Last month, Iraqi Kurdistan President Massoud Barzani gave a very strongly worded interview suggesting his territory will finally break away from Iraq. "It has been proved that the Kurdish people should seize the opportunity now -- the Kurdistan people should now determine their future." And he's now asked the regional parliament to organize a referendum on independence.
A free and independent Kurdistan is almost within reach of its inhabitants, a silver lining that could emerge from the Islamic State of Iraq and Syria's (ISIS) horrific march through much of Iraq. With the Kurds taking the oil-rich city of Kirkuk after the Iraqi Army abandoned it, they are creating, to borrow a phrase, facts on the ground.
If -- and that's a big if -- the Iraqi Kurds take the final step to independence, three interconnected groups should strongly support this: Americans, Israelis, and the Jewish people. Here's why:
Americans: The U.S. government maintains Iraqi Kurdistan should remain part of Iraq. But let's give credit where credit is due: the Kurds are one of the few trustworthy American partners in the region. They fought with us during the 2003 invasion, battled al Qaeda in Iraq and other jihadist groups for years, and now are willing to battle ISIS. Not insignificantly, the Kurds have also carved out a stable political entity without significant U.S. intervention -- unlike the rest of the country.
More broadly, Iraqi Kurdistan is an oasis of pro-American sentiment in a desert of anti-Americanism. Pew's Global Attitudes project from last year indicates Middle Easterners are unhappy with the U.S. -- including allies Jordan, Turkey, and Egypt. For example, almost a majority of Turks -- a NATO ally defended by U.S. missile batteries -- see America as more of "an enemy." This doesn't seem to be the case in Kurdistan, where the American University and other U.S. institutions are welcomed.
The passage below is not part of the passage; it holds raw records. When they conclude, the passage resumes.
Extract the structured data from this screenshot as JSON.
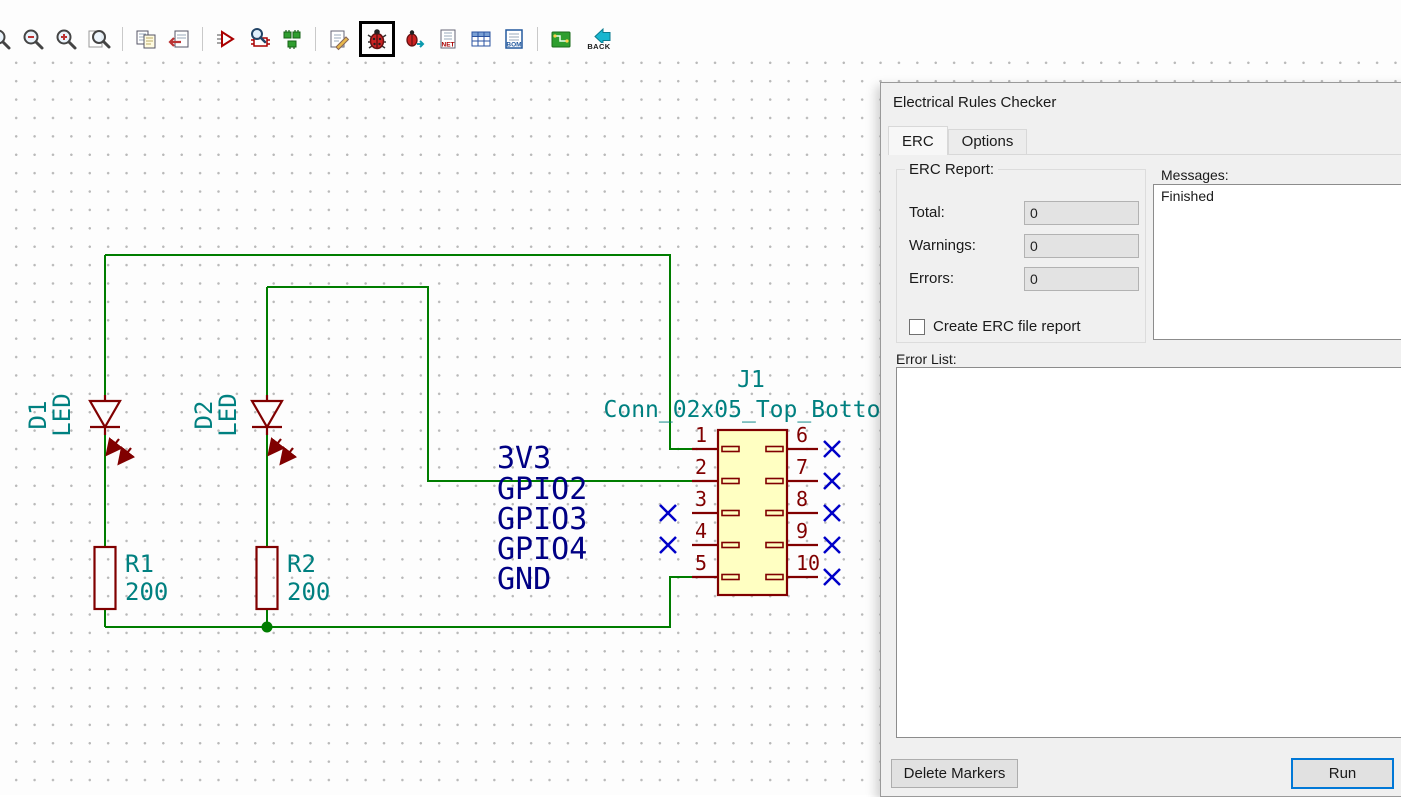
{
  "toolbar": {
    "icons": [
      {
        "name": "zoom-redraw"
      },
      {
        "name": "zoom-out"
      },
      {
        "name": "zoom-in"
      },
      {
        "name": "zoom-fit"
      },
      {
        "name": "hierarchy-navigator"
      },
      {
        "name": "leave-sheet"
      },
      {
        "name": "annotate"
      },
      {
        "name": "symbol-library-browser"
      },
      {
        "name": "symbol-library-editor"
      },
      {
        "name": "edit-symbol-fields"
      },
      {
        "name": "erc"
      },
      {
        "name": "erc-details"
      },
      {
        "name": "netlist"
      },
      {
        "name": "symbol-fields-table"
      },
      {
        "name": "bom"
      },
      {
        "name": "pcbnew"
      },
      {
        "name": "back-annotate"
      }
    ],
    "net_label": "NET",
    "bom_label": "BOM",
    "back_label": "BACK"
  },
  "schematic": {
    "components": {
      "d1": {
        "ref": "D1",
        "value": "LED"
      },
      "d2": {
        "ref": "D2",
        "value": "LED"
      },
      "r1": {
        "ref": "R1",
        "value": "200"
      },
      "r2": {
        "ref": "R2",
        "value": "200"
      },
      "j1": {
        "ref": "J1",
        "value": "Conn_02x05_Top_Botto"
      }
    },
    "net_labels": [
      "3V3",
      "GPIO2",
      "GPIO3",
      "GPIO4",
      "GND"
    ],
    "left_pins": [
      "1",
      "2",
      "3",
      "4",
      "5"
    ],
    "right_pins": [
      "6",
      "7",
      "8",
      "9",
      "10"
    ],
    "colors": {
      "wire": "#007d00",
      "component_outline": "#800000",
      "component_fill": "#FFFFC2",
      "fields": "#008080",
      "net_label": "#000084",
      "no_connect": "#0000c8"
    }
  },
  "dialog": {
    "title": "Electrical Rules Checker",
    "tabs": [
      {
        "label": "ERC",
        "active": true
      },
      {
        "label": "Options",
        "active": false
      }
    ],
    "erc_report": {
      "group_label": "ERC Report:",
      "rows": [
        {
          "label": "Total:",
          "value": "0"
        },
        {
          "label": "Warnings:",
          "value": "0"
        },
        {
          "label": "Errors:",
          "value": "0"
        }
      ],
      "checkbox_label": "Create ERC file report",
      "checkbox_checked": false
    },
    "messages": {
      "label": "Messages:",
      "content": "Finished"
    },
    "error_list": {
      "label": "Error List:"
    },
    "buttons": {
      "delete_markers": "Delete Markers",
      "run": "Run"
    },
    "accent_color": "#0078d7"
  }
}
Israelis: All the reasons why Americans should embrace an independent Iraqi Kurdistan should apply to Israelis. Unlike America, however, Israel's true partners are few -- but Kurdistan might be one.
Prime Minister Netanyahu might have jumped the gun by endorsing an independent Kurdish state before the Kurds did, but the Israeli-Kurdish relationship has been decades in the making. It began in the 1960s, when Mossad's David Kimche visited Iraqi Kurdistan to talk with Barzani's father in his fight against the military junta. Israel then set up training facilities in northern Iraq to train Kurdish Peshmerga forces. Through the years, there have been whispers (and louder voices) saying the covert relationship blossomed over the last 20 years because of mutual interests. And it might have just gone public: Kurdish-pumped oil might be sitting in Ashkelon right now.
More broadly, the hatred toward Israel that permeates most Middle Eastern societies does not seem to touch Iraq's Kurds. After all, Barzani has said, "Establishing relations between the Kurds and Israel is not a crime." And as the Kurdistan Foreign Relations Department chief told one reporter a few years ago, "[Israel has] not harmed us. We can't be hating them because Arabs hate them." While there are no friends in statecraft, only interests -- it seems what's good for Israel's bottom line is good for Kurdistan as well.
The Jewish people: Is an independent Kurdistan good for the Jews? It's a bit of an abstract question, since most Jews don't know too many Kurds. But Jews should embrace the Kurdish desire for self-rule, because as James Kerchick noted a few years ago, both peoples are "embattled, once-stateless minorities in a region afflicted by obscurantist religious and ethnic movements that seek to sublimate, if not eliminate, religious and ethnic diversity."
Both have also survived multiple efforts to destroy them and thrived in an often-hostile political environment. If Jews subscribe to the notion that a people should have sovereignty in their ancestral homeland, then support should come naturally to the Kurds. If Jews have it, why not the Kurds?
To be sure, an independent Kurdistan will face choppy waters. It will be a landlocked country, surrounded by much larger nations. The Turks remain suspicious of Kurdish independence (although Turkey's ruling party has hinted Ankara's longtime antagonism might be dissipating.) Kurds have fought each other for generations, so the current political comity could falter once the major players -- Barzani and current Iraqi President Jalal Talabani -- leave the scene. Kurdistan also has jihadists in its midst, as well as significant Iranian ties. Plus, Iraq's breakup will lead to unknown political consequences for the region and the world.
But as President Obama said a few years ago, "There must be no doubt that the United States of America welcomes change that advances self-determination and opportunity." He was talking about the tumultuous change occurring in the wake of the Arab Spring, but his words have more meaning in a place like Iraqi Kurdistan where an oppressed people are finally moving toward self-rule.
The long-delayed train to Kurdish independence might be already leaving the station, and America, Israel, and the Jews can either get on or remain on the platform. We should support the Kurdish people in their long ride to freedom.